**PROBLEM TO WORK ON**
Below are records to write out again, exactly as they read.

(Dataset rows describing interfaces)

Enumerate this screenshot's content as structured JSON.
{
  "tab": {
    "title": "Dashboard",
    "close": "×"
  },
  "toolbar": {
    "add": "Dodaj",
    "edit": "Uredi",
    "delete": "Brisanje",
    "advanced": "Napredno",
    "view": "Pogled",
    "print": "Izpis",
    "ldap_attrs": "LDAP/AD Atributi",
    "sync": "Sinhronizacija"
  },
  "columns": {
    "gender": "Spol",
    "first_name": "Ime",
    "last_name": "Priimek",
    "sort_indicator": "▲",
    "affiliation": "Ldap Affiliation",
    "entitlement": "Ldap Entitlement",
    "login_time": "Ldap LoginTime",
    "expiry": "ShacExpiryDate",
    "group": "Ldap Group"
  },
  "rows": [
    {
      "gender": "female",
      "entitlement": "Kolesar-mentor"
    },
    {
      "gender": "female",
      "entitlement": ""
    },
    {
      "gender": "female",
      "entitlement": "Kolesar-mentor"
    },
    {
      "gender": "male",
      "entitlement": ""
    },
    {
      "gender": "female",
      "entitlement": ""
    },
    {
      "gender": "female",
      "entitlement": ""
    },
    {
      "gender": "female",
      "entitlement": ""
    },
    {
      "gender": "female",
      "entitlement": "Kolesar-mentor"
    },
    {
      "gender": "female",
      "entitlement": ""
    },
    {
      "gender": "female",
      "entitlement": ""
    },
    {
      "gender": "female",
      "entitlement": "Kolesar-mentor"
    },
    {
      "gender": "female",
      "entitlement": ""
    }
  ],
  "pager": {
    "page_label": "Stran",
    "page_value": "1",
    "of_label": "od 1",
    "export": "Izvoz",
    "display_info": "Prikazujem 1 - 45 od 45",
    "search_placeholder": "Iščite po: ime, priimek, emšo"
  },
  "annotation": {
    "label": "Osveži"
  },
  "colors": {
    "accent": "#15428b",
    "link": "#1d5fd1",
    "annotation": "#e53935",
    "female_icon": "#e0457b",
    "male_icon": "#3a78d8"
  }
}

**SOLUTION TO THIS EXERCISE**
Enumerate this screenshot's content as structured JSON.
{
  "tab": {
    "title": "Dashboard",
    "close": "×"
  },
  "toolbar": {
    "add": "Dodaj",
    "edit": "Uredi",
    "delete": "Brisanje",
    "advanced": "Napredno",
    "view": "Pogled",
    "print": "Izpis",
    "ldap_attrs": "LDAP/AD Atributi",
    "sync": "Sinhronizacija"
  },
  "columns": {
    "gender": "Spol",
    "first_name": "Ime",
    "last_name": "Priimek",
    "sort_indicator": "▲",
    "affiliation": "Ldap Affiliation",
    "entitlement": "Ldap Entitlement",
    "login_time": "Ldap LoginTime",
    "expiry": "ShacExpiryDate",
    "group": "Ldap Group"
  },
  "rows": [
    {
      "gender": "female",
      "entitlement": "Kolesar-mentor"
    },
    {
      "gender": "female",
      "entitlement": ""
    },
    {
      "gender": "female",
      "entitlement": "Kolesar-mentor"
    },
    {
      "gender": "male",
      "entitlement": ""
    },
    {
      "gender": "female",
      "entitlement": ""
    },
    {
      "gender": "female",
      "entitlement": ""
    },
    {
      "gender": "female",
      "entitlement": ""
    },
    {
      "gender": "female",
      "entitlement": "Kolesar-mentor"
    },
    {
      "gender": "female",
      "entitlement": ""
    },
    {
      "gender": "female",
      "entitlement": ""
    },
    {
      "gender": "female",
      "entitlement": "Kolesar-mentor"
    },
    {
      "gender": "female",
      "entitlement": ""
    }
  ],
  "pager": {
    "page_label": "Stran",
    "page_value": "1",
    "of_label": "od 1",
    "export": "Izvoz",
    "display_info": "Prikazujem 1 - 45 od 45",
    "search_placeholder": "Iščite po: ime, priimek, emšo"
  },
  "annotation": {
    "label": "Osveži"
  },
  "colors": {
    "accent": "#15428b",
    "link": "#1d5fd1",
    "annotation": "#e53935",
    "female_icon": "#e0457b",
    "male_icon": "#3a78d8"
  }
}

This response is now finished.